*** DATASET EXTRACT Section Begins ***
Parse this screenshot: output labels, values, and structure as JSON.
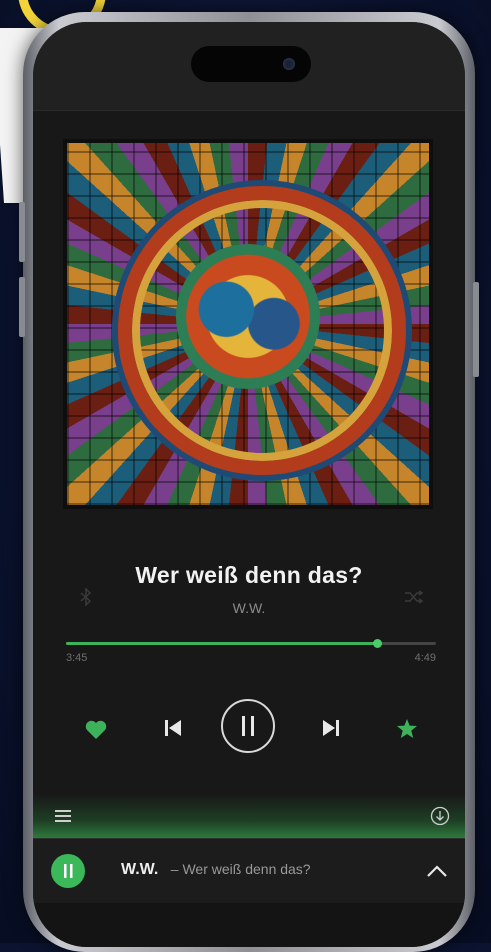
{
  "now_playing": {
    "title": "Wer weiß denn das?",
    "artist": "W.W.",
    "elapsed": "3:45",
    "duration": "4:49",
    "progress": 0.84
  },
  "controls": {
    "like_icon": "heart-icon",
    "previous_icon": "skip-previous-icon",
    "play_pause_icon": "pause-icon",
    "next_icon": "skip-next-icon",
    "favorite_icon": "star-icon"
  },
  "mini_player": {
    "artist": "W.W.",
    "separator_title": "– Wer weiß denn das?"
  },
  "colors": {
    "accent": "#3db25a",
    "background": "#181818",
    "text": "#f2f2f2",
    "muted": "#8b8b8b"
  }
}
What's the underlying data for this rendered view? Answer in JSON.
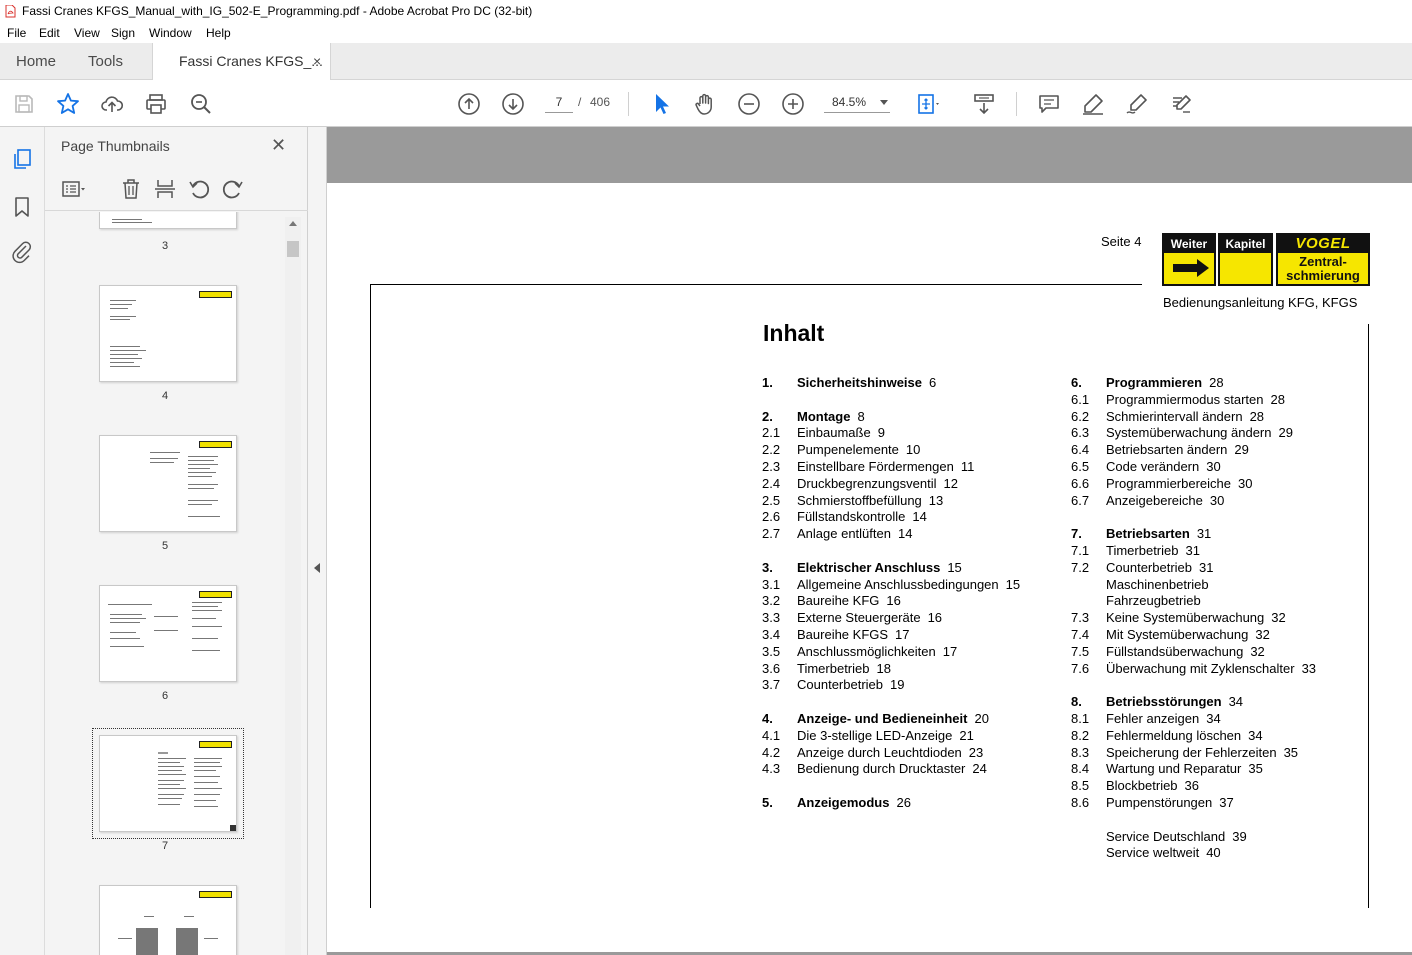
{
  "window": {
    "title": "Fassi Cranes KFGS_Manual_with_IG_502-E_Programming.pdf - Adobe Acrobat Pro DC (32-bit)"
  },
  "menu": [
    "File",
    "Edit",
    "View",
    "Sign",
    "Window",
    "Help"
  ],
  "tabs": {
    "home": "Home",
    "tools": "Tools",
    "document": "Fassi Cranes KFGS_...",
    "close": "×"
  },
  "toolbar": {
    "page_current": "7",
    "page_separator": "/",
    "page_total": "406",
    "zoom": "84.5%"
  },
  "thumbnails": {
    "title": "Page Thumbnails",
    "close": "✕",
    "pages": [
      "3",
      "4",
      "5",
      "6",
      "7"
    ],
    "selected": "7"
  },
  "document": {
    "seite": "Seite 4",
    "logo": {
      "weiter": "Weiter",
      "kapitel": "Kapitel",
      "vogel": "VOGEL",
      "vogel_sub_1": "Zentral-",
      "vogel_sub_2": "schmierung"
    },
    "subtitle": "Bedienungsanleitung KFG, KFGS",
    "heading": "Inhalt",
    "toc_left": [
      {
        "num": "1.",
        "text": "Sicherheitshinweise",
        "page": "6",
        "bold": true
      },
      {
        "num": "2.",
        "text": "Montage",
        "page": "8",
        "bold": true
      },
      {
        "num": "2.1",
        "text": "Einbaumaße",
        "page": "9"
      },
      {
        "num": "2.2",
        "text": "Pumpenelemente",
        "page": "10"
      },
      {
        "num": "2.3",
        "text": "Einstellbare Fördermengen",
        "page": "11"
      },
      {
        "num": "2.4",
        "text": "Druckbegrenzungsventil",
        "page": "12"
      },
      {
        "num": "2.5",
        "text": "Schmierstoffbefüllung",
        "page": "13"
      },
      {
        "num": "2.6",
        "text": "Füllstandskontrolle",
        "page": "14"
      },
      {
        "num": "2.7",
        "text": "Anlage entlüften",
        "page": "14"
      },
      {
        "num": "3.",
        "text": "Elektrischer Anschluss",
        "page": "15",
        "bold": true
      },
      {
        "num": "3.1",
        "text": "Allgemeine Anschlussbedingungen",
        "page": "15"
      },
      {
        "num": "3.2",
        "text": "Baureihe KFG",
        "page": "16"
      },
      {
        "num": "3.3",
        "text": "Externe Steuergeräte",
        "page": "16"
      },
      {
        "num": "3.4",
        "text": "Baureihe KFGS",
        "page": "17"
      },
      {
        "num": "3.5",
        "text": "Anschlussmöglichkeiten",
        "page": "17"
      },
      {
        "num": "3.6",
        "text": "Timerbetrieb",
        "page": "18"
      },
      {
        "num": "3.7",
        "text": "Counterbetrieb",
        "page": "19"
      },
      {
        "num": "4.",
        "text": "Anzeige- und Bedieneinheit",
        "page": "20",
        "bold": true
      },
      {
        "num": "4.1",
        "text": "Die 3-stellige LED-Anzeige",
        "page": "21"
      },
      {
        "num": "4.2",
        "text": "Anzeige durch Leuchtdioden",
        "page": "23"
      },
      {
        "num": "4.3",
        "text": "Bedienung durch Drucktaster",
        "page": "24"
      },
      {
        "num": "5.",
        "text": "Anzeigemodus",
        "page": "26",
        "bold": true
      }
    ],
    "toc_right": [
      {
        "num": "6.",
        "text": "Programmieren",
        "page": "28",
        "bold": true
      },
      {
        "num": "6.1",
        "text": "Programmiermodus starten",
        "page": "28"
      },
      {
        "num": "6.2",
        "text": "Schmierintervall ändern",
        "page": "28"
      },
      {
        "num": "6.3",
        "text": "Systemüberwachung ändern",
        "page": "29"
      },
      {
        "num": "6.4",
        "text": "Betriebsarten ändern",
        "page": "29"
      },
      {
        "num": "6.5",
        "text": "Code verändern",
        "page": "30"
      },
      {
        "num": "6.6",
        "text": "Programmierbereiche",
        "page": "30"
      },
      {
        "num": "6.7",
        "text": "Anzeigebereiche",
        "page": "30"
      },
      {
        "num": "7.",
        "text": "Betriebsarten",
        "page": "31",
        "bold": true
      },
      {
        "num": "7.1",
        "text": "Timerbetrieb",
        "page": "31"
      },
      {
        "num": "7.2",
        "text": "Counterbetrieb",
        "page": "31"
      },
      {
        "num": "",
        "text": "Maschinenbetrieb",
        "page": ""
      },
      {
        "num": "",
        "text": "Fahrzeugbetrieb",
        "page": ""
      },
      {
        "num": "7.3",
        "text": "Keine Systemüberwachung",
        "page": "32"
      },
      {
        "num": "7.4",
        "text": "Mit Systemüberwachung",
        "page": "32"
      },
      {
        "num": "7.5",
        "text": "Füllstandsüberwachung",
        "page": "32"
      },
      {
        "num": "7.6",
        "text": "Überwachung mit Zyklenschalter",
        "page": "33"
      },
      {
        "num": "8.",
        "text": "Betriebsstörungen",
        "page": "34",
        "bold": true
      },
      {
        "num": "8.1",
        "text": "Fehler anzeigen",
        "page": "34"
      },
      {
        "num": "8.2",
        "text": "Fehlermeldung löschen",
        "page": "34"
      },
      {
        "num": "8.3",
        "text": "Speicherung der Fehlerzeiten",
        "page": "35"
      },
      {
        "num": "8.4",
        "text": "Wartung und Reparatur",
        "page": "35"
      },
      {
        "num": "8.5",
        "text": "Blockbetrieb",
        "page": "36"
      },
      {
        "num": "8.6",
        "text": "Pumpenstörungen",
        "page": "37"
      },
      {
        "num": "",
        "text": "Service Deutschland",
        "page": "39"
      },
      {
        "num": "",
        "text": "Service weltweit",
        "page": "40"
      }
    ]
  },
  "colors": {
    "accent_blue": "#1473e6",
    "logo_yellow": "#f6e600",
    "pdf_red": "#d9302b"
  }
}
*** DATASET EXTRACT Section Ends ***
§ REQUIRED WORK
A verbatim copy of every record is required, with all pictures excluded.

§ SOLUTION FOR THIS PROBLEM
Parse this screenshot: output labels, values, and structure as JSON.
{
  "now_playing": {
    "title": "Wer weiß denn das?",
    "artist": "W.W.",
    "elapsed": "3:45",
    "duration": "4:49",
    "progress": 0.84
  },
  "controls": {
    "like_icon": "heart-icon",
    "previous_icon": "skip-previous-icon",
    "play_pause_icon": "pause-icon",
    "next_icon": "skip-next-icon",
    "favorite_icon": "star-icon"
  },
  "mini_player": {
    "artist": "W.W.",
    "separator_title": "– Wer weiß denn das?"
  },
  "colors": {
    "accent": "#3db25a",
    "background": "#181818",
    "text": "#f2f2f2",
    "muted": "#8b8b8b"
  }
}
What's the underlying data for this rendered view? Answer in JSON.
{
  "window": {
    "title": "Fassi Cranes KFGS_Manual_with_IG_502-E_Programming.pdf - Adobe Acrobat Pro DC (32-bit)"
  },
  "menu": [
    "File",
    "Edit",
    "View",
    "Sign",
    "Window",
    "Help"
  ],
  "tabs": {
    "home": "Home",
    "tools": "Tools",
    "document": "Fassi Cranes KFGS_...",
    "close": "×"
  },
  "toolbar": {
    "page_current": "7",
    "page_separator": "/",
    "page_total": "406",
    "zoom": "84.5%"
  },
  "thumbnails": {
    "title": "Page Thumbnails",
    "close": "✕",
    "pages": [
      "3",
      "4",
      "5",
      "6",
      "7"
    ],
    "selected": "7"
  },
  "document": {
    "seite": "Seite 4",
    "logo": {
      "weiter": "Weiter",
      "kapitel": "Kapitel",
      "vogel": "VOGEL",
      "vogel_sub_1": "Zentral-",
      "vogel_sub_2": "schmierung"
    },
    "subtitle": "Bedienungsanleitung KFG, KFGS",
    "heading": "Inhalt",
    "toc_left": [
      {
        "num": "1.",
        "text": "Sicherheitshinweise",
        "page": "6",
        "bold": true
      },
      {
        "num": "2.",
        "text": "Montage",
        "page": "8",
        "bold": true
      },
      {
        "num": "2.1",
        "text": "Einbaumaße",
        "page": "9"
      },
      {
        "num": "2.2",
        "text": "Pumpenelemente",
        "page": "10"
      },
      {
        "num": "2.3",
        "text": "Einstellbare Fördermengen",
        "page": "11"
      },
      {
        "num": "2.4",
        "text": "Druckbegrenzungsventil",
        "page": "12"
      },
      {
        "num": "2.5",
        "text": "Schmierstoffbefüllung",
        "page": "13"
      },
      {
        "num": "2.6",
        "text": "Füllstandskontrolle",
        "page": "14"
      },
      {
        "num": "2.7",
        "text": "Anlage entlüften",
        "page": "14"
      },
      {
        "num": "3.",
        "text": "Elektrischer Anschluss",
        "page": "15",
        "bold": true
      },
      {
        "num": "3.1",
        "text": "Allgemeine Anschlussbedingungen",
        "page": "15"
      },
      {
        "num": "3.2",
        "text": "Baureihe KFG",
        "page": "16"
      },
      {
        "num": "3.3",
        "text": "Externe Steuergeräte",
        "page": "16"
      },
      {
        "num": "3.4",
        "text": "Baureihe KFGS",
        "page": "17"
      },
      {
        "num": "3.5",
        "text": "Anschlussmöglichkeiten",
        "page": "17"
      },
      {
        "num": "3.6",
        "text": "Timerbetrieb",
        "page": "18"
      },
      {
        "num": "3.7",
        "text": "Counterbetrieb",
        "page": "19"
      },
      {
        "num": "4.",
        "text": "Anzeige- und Bedieneinheit",
        "page": "20",
        "bold": true
      },
      {
        "num": "4.1",
        "text": "Die 3-stellige LED-Anzeige",
        "page": "21"
      },
      {
        "num": "4.2",
        "text": "Anzeige durch Leuchtdioden",
        "page": "23"
      },
      {
        "num": "4.3",
        "text": "Bedienung durch Drucktaster",
        "page": "24"
      },
      {
        "num": "5.",
        "text": "Anzeigemodus",
        "page": "26",
        "bold": true
      }
    ],
    "toc_right": [
      {
        "num": "6.",
        "text": "Programmieren",
        "page": "28",
        "bold": true
      },
      {
        "num": "6.1",
        "text": "Programmiermodus starten",
        "page": "28"
      },
      {
        "num": "6.2",
        "text": "Schmierintervall ändern",
        "page": "28"
      },
      {
        "num": "6.3",
        "text": "Systemüberwachung ändern",
        "page": "29"
      },
      {
        "num": "6.4",
        "text": "Betriebsarten ändern",
        "page": "29"
      },
      {
        "num": "6.5",
        "text": "Code verändern",
        "page": "30"
      },
      {
        "num": "6.6",
        "text": "Programmierbereiche",
        "page": "30"
      },
      {
        "num": "6.7",
        "text": "Anzeigebereiche",
        "page": "30"
      },
      {
        "num": "7.",
        "text": "Betriebsarten",
        "page": "31",
        "bold": true
      },
      {
        "num": "7.1",
        "text": "Timerbetrieb",
        "page": "31"
      },
      {
        "num": "7.2",
        "text": "Counterbetrieb",
        "page": "31"
      },
      {
        "num": "",
        "text": "Maschinenbetrieb",
        "page": ""
      },
      {
        "num": "",
        "text": "Fahrzeugbetrieb",
        "page": ""
      },
      {
        "num": "7.3",
        "text": "Keine Systemüberwachung",
        "page": "32"
      },
      {
        "num": "7.4",
        "text": "Mit Systemüberwachung",
        "page": "32"
      },
      {
        "num": "7.5",
        "text": "Füllstandsüberwachung",
        "page": "32"
      },
      {
        "num": "7.6",
        "text": "Überwachung mit Zyklenschalter",
        "page": "33"
      },
      {
        "num": "8.",
        "text": "Betriebsstörungen",
        "page": "34",
        "bold": true
      },
      {
        "num": "8.1",
        "text": "Fehler anzeigen",
        "page": "34"
      },
      {
        "num": "8.2",
        "text": "Fehlermeldung löschen",
        "page": "34"
      },
      {
        "num": "8.3",
        "text": "Speicherung der Fehlerzeiten",
        "page": "35"
      },
      {
        "num": "8.4",
        "text": "Wartung und Reparatur",
        "page": "35"
      },
      {
        "num": "8.5",
        "text": "Blockbetrieb",
        "page": "36"
      },
      {
        "num": "8.6",
        "text": "Pumpenstörungen",
        "page": "37"
      },
      {
        "num": "",
        "text": "Service Deutschland",
        "page": "39"
      },
      {
        "num": "",
        "text": "Service weltweit",
        "page": "40"
      }
    ]
  },
  "colors": {
    "accent_blue": "#1473e6",
    "logo_yellow": "#f6e600",
    "pdf_red": "#d9302b"
  }
}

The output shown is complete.